==== Material for this task

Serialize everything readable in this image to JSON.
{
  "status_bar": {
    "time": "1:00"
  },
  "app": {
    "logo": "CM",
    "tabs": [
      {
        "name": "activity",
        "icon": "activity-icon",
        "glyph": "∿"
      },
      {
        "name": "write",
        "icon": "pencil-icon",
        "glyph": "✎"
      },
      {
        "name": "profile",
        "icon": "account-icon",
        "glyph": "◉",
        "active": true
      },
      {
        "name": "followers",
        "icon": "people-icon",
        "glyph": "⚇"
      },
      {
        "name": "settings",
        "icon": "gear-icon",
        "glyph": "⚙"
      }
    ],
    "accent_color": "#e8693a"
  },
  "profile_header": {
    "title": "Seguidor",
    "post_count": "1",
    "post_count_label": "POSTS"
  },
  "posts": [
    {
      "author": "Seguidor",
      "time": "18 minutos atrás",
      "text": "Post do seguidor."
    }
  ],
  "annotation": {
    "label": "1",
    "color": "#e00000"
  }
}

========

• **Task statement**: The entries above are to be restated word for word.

• **Response area**:
Serialize everything readable in this image to JSON.
{
  "status_bar": {
    "time": "1:00"
  },
  "app": {
    "logo": "CM",
    "tabs": [
      {
        "name": "activity",
        "icon": "activity-icon",
        "glyph": "∿"
      },
      {
        "name": "write",
        "icon": "pencil-icon",
        "glyph": "✎"
      },
      {
        "name": "profile",
        "icon": "account-icon",
        "glyph": "◉",
        "active": true
      },
      {
        "name": "followers",
        "icon": "people-icon",
        "glyph": "⚇"
      },
      {
        "name": "settings",
        "icon": "gear-icon",
        "glyph": "⚙"
      }
    ],
    "accent_color": "#e8693a"
  },
  "profile_header": {
    "title": "Seguidor",
    "post_count": "1",
    "post_count_label": "POSTS"
  },
  "posts": [
    {
      "author": "Seguidor",
      "time": "18 minutos atrás",
      "text": "Post do seguidor."
    }
  ],
  "annotation": {
    "label": "1",
    "color": "#e00000"
  }
}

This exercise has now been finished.